Three women and one man are standing and talking together at the launch event for the Expleo returners programme.
From left: Eimear Fitzsimons, recruitment manager at Expleo; Phil Codd, managing director at Expleo; Siobhán Lawlor, Department of Employment Affairs and Social Protection; and Claire Flannery, career coach. Image: Expleo

Expleo is offering paid placements to people returning to work

23 Jan 2020

Expleo’s new returners programme is part of the company’s strategy to achieve a workforce that is 33pc women by 2021.

Digital consultancy firm Expleo has launched a new initiative aimed at professionals returning to work after an extended break. The company hopes that the returners programme will be of particular interest to women, as it aims to grow the number of women in its workforce from 25pc last year to 33pc by 2021.

Expleo is investing €100,000 in the programme, which it has developed with Women Returners Ireland.

The organisation is on the lookout for experienced business analysts, test managers, software testers, project managers, and automation and performance testers to take part in the programme, which will involve a five-month paid placement and the possibility of being offered a permanent job.

Placements will offer participants coaching and HR support – including bespoke development plans – as well as flexible working options and parent and carer support networks. Those who successfully complete the placement will be offered a permanent position with the company, it said.

Eligible candidates must have had an extended career break for at least two years.

Helping returners achieve their goals

Eimear Fitzsimons, recruitment manager at Expleo, said: “We are passionate about fostering an inclusive and diverse workplace. It is our priority to create an environment that encourages everyone to reach their career potential and our returners programme is one in a series of steps that we have taken to ensure this.”

Through such measures as “overhauling” the wordings in job advertisements and “educating women about a career in technology”, Fitzsimons said that the company wants to give returners “the opportunity to reach their goals”.

“The gender balance in the tech industry continues to be an issue that needs addressing,” she said, “Last year, 30pc of our new permanent hires in Ireland were women and we expect this programme will significantly increase that.

“So, while we are not approaching a 50/50 gender balance just yet, we are certainly going in the right direction.”

Last year, Minister for Employment Affairs and Social Protection Regina Doherty, TD, said the Government wants to make it easier for women to re-enter the workplace with the introduction of ‘returnships’. Some companies in Ireland already have such programmes in place, including JP Morgan, Amazon and Accenture.

Lisa Ardill
By Lisa Ardill

Lisa Ardill joined Silicon Republic as senior careers reporter in July 2019. She has a BA in neuroscience and a master’s degree in science communication.

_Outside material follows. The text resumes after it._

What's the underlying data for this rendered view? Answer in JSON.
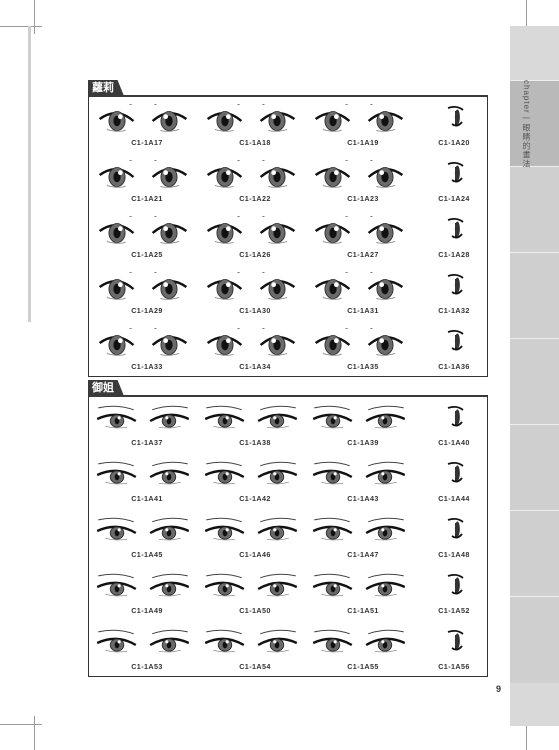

She is also a semi-published poet and a big fan of doggos. Lisa briefly served as Careers Editor at Silicon Republic before leaving the company in June 2021.

Loading now, one moment please! Loading